Items from an interface collection>
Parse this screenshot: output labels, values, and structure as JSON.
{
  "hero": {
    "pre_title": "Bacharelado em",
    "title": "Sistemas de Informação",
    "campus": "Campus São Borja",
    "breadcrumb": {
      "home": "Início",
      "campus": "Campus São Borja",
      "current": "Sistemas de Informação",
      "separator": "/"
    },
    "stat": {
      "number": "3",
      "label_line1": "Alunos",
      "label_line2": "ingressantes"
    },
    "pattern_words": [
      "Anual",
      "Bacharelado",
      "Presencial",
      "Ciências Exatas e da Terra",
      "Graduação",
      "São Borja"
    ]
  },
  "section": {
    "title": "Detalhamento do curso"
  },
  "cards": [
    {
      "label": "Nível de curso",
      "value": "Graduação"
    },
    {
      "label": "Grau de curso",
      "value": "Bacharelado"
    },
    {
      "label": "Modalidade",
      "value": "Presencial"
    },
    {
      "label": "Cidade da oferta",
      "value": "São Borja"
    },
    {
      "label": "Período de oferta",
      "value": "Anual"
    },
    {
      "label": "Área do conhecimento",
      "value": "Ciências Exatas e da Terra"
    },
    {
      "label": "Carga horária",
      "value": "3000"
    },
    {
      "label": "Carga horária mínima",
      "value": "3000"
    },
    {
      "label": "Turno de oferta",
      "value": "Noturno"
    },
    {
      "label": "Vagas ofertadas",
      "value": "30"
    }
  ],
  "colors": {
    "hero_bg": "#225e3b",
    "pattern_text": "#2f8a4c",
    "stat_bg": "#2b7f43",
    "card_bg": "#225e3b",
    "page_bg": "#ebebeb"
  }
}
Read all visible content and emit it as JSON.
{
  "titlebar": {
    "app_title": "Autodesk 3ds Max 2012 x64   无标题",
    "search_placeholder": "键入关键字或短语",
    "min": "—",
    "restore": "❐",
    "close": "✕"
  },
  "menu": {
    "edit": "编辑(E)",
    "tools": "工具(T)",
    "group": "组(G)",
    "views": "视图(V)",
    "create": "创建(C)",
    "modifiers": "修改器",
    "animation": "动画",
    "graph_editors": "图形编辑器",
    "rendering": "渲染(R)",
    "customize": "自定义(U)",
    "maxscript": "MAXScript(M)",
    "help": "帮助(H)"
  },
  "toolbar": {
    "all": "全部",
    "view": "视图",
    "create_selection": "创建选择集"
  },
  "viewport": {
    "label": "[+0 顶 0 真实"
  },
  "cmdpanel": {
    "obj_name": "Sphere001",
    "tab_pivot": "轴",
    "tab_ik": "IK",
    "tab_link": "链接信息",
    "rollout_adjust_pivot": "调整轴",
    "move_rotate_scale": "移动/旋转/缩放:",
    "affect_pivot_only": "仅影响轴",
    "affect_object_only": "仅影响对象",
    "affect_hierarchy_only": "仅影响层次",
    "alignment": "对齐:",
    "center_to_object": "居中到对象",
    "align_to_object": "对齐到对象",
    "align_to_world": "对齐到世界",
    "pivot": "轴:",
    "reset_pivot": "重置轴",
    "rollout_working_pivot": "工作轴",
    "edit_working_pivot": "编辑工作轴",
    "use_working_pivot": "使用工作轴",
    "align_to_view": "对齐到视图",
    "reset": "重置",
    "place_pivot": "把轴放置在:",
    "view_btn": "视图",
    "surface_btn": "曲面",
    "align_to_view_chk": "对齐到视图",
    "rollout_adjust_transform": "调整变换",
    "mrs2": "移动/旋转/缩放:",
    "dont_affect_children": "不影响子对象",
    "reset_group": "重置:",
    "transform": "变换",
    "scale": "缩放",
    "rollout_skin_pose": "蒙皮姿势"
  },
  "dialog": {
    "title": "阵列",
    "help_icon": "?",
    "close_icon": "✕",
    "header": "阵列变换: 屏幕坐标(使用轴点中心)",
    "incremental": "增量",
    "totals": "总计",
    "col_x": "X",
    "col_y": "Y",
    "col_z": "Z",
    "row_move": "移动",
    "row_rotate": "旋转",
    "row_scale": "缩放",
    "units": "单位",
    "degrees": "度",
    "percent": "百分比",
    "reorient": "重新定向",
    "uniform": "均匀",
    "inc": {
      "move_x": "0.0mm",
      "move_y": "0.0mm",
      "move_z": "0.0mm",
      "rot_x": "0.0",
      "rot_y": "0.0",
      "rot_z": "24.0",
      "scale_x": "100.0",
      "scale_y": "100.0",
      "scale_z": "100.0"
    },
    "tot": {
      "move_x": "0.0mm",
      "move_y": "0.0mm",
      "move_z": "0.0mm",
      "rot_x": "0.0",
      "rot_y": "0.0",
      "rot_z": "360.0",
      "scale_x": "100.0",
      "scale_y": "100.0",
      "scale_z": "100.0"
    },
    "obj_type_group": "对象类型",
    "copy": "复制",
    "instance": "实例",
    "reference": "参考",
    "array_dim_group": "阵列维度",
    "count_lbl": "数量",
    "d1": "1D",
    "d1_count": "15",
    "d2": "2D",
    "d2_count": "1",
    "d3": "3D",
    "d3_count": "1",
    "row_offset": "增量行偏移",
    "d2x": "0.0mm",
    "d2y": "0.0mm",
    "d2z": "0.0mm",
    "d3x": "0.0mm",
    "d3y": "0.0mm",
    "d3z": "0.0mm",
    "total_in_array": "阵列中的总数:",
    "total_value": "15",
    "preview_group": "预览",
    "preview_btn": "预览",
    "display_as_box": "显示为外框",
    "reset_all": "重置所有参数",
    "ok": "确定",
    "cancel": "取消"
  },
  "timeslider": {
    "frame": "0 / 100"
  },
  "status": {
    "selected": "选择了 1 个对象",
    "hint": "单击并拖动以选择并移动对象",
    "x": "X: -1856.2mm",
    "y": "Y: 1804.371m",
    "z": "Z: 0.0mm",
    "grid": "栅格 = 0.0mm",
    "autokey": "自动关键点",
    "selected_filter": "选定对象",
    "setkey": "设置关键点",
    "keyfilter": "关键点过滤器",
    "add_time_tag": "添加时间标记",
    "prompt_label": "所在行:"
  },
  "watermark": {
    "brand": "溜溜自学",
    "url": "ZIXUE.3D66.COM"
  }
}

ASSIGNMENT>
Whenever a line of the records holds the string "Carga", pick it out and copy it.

RESULT>
      "label": "Carga horária",
      "label": "Carga horária mínima",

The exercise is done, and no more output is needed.